- Income – both from their interest payment and pulling from principal
- Stability – bonds tend to reduce risk by being less volatile than stocks
- Diversification – owning several asset classes helps stabilize your portfolio
- Non-correlation – different asset classes react to the market in different ways
That last point is very important. Bonds and stocks tend to react differently to market conditions. During a significant stock market downturn bonds may rise, or only fall slightly. Conversely, when the stock market is roaring, bonds will lag behind. That’s okay. You don’t want every asset in your portfolio to rise or fall together. You want the assets in your portfolio to help balance each other, regardless of how the overall market is moving. That means choosing the right bonds to be part of your portfolio.
Your retirement portfolio should concentrate on high-quality bonds, otherwise known as investment grade. Lower grade bonds, generally called junk bonds, may promise higher yields, but those yields come with too much risk. A couple of extra percentage points in yield may sound tempting, but if the bonds default you can suffer major losses. As a general rule, consider a mix of short-, medium-, and long-term bonds (maturities from 1-30 years), including high-quality government, municipal, and corporate bonds. Lower grade bonds tend to be speculative and act more like stocks. The role of bonds in your portfolio is to help provide stability..
The Role of Stocks
Stocks add two benefits to your portfolio that no other asset class does:
- Growth potential
- Inflation protection
As mentioned earlier, historically stocks have provided growth and outpaced inflation. Some, such as stocks with significant dividends, can also provide current income as well. Low-cost stock index funds and exchange-traded funds (ETFs) have an important place in a financial plan that balances growth with current income.
There’s another benefit to including stocks in your portfolio along with bonds. Historically, a balanced portfolio of stocks and bonds has historically recovered from market downturns faster than a portfolio of stocks alone, with less volatility.
The Role of Cash
Cash, whether in the form of a savings account, money market account or CD, provides the same benefit in retirement as it does before retirement: a highly liquid asset that can be used for current expenses.
Cash, even in a high-yield savings account, probably won’t even keep pace with inflation. But you’ll want to have enough cash to tap quickly when needed, and not be forced to sell other assets to cover expenses (unless that’s part of your plan).

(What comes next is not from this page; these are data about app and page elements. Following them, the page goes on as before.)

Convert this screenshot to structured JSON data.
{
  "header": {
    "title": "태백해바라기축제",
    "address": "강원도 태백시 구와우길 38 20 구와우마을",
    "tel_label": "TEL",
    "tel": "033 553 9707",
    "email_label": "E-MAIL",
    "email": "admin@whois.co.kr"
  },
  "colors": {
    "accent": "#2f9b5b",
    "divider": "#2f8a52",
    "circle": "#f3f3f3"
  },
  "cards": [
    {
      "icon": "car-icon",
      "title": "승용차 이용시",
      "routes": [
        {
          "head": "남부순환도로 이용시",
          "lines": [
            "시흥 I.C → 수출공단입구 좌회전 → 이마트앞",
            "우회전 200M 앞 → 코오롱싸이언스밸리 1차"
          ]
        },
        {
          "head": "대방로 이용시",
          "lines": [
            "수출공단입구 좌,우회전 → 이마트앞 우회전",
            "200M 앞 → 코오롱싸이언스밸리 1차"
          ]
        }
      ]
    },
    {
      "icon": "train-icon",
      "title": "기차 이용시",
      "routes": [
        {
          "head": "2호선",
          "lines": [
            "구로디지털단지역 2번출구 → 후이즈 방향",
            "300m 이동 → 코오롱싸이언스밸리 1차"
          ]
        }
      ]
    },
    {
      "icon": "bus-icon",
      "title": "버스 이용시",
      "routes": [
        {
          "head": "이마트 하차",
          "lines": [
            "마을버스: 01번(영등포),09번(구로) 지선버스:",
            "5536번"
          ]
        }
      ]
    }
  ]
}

Your Retirement, Your Plan
Work with your financial planner to determine what the right mix of stocks, bonds, and cash should be, based on your age, income needs, and tolerance for risk. For example, 80% of your portfolio may have been invested in stocks when you were in your 30s; in early retirement a portfolio of 40% stocks, 55% bonds, and 5% cash might be advisable. Every situation is different, so work with your planner to manage a financial plan that works best for you.
Again, the key is to balance the income you need today with the growth you’ll need to support your retirement tomorrow, while mitigating risk. Work with your financial planner to build and manage the portfolio that will help you enjoy the retirement you deserve.
Interested in learning more about how to invest while in retirement? Check out our lunch & learn here.